## [WHAT NEEDS TO BE DONE]
All lines with the word "William" must be pulled from the entries below.

===== GIVEN INFORMATION

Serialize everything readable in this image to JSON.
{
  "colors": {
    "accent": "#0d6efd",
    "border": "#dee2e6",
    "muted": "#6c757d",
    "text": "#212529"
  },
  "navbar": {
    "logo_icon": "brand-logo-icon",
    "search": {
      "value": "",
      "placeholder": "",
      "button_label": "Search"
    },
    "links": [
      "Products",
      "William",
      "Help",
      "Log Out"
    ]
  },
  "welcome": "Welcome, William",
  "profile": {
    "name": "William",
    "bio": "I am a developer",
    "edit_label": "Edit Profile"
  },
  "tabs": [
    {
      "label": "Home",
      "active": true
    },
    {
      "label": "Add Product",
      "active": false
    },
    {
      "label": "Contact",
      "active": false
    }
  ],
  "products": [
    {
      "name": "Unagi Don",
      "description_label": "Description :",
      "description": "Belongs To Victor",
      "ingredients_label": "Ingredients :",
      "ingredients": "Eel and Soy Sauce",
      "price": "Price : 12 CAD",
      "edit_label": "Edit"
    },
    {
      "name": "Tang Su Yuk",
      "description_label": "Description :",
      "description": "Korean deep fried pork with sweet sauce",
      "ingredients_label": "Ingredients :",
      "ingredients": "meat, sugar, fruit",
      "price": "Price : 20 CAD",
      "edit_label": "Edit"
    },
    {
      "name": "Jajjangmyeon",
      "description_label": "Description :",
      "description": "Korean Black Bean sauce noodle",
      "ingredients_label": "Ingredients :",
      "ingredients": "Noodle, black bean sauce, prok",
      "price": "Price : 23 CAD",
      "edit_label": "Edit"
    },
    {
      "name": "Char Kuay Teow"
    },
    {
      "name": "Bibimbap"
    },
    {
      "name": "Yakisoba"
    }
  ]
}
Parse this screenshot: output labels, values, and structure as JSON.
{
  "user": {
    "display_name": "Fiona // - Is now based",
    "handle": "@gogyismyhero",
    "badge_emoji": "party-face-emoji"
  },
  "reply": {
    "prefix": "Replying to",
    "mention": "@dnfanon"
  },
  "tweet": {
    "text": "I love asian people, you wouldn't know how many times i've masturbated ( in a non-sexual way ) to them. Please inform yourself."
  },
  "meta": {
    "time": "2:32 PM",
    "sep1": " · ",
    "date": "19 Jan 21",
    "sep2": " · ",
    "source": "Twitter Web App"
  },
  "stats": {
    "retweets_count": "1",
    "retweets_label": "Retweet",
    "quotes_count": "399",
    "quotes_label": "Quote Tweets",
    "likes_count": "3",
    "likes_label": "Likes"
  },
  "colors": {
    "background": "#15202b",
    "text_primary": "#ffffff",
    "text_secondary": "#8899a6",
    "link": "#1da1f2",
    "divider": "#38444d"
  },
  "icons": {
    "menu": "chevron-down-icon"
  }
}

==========

## [RESULT OF THIS TASK]
      "William",
  "welcome": "Welcome, William",
    "name": "William",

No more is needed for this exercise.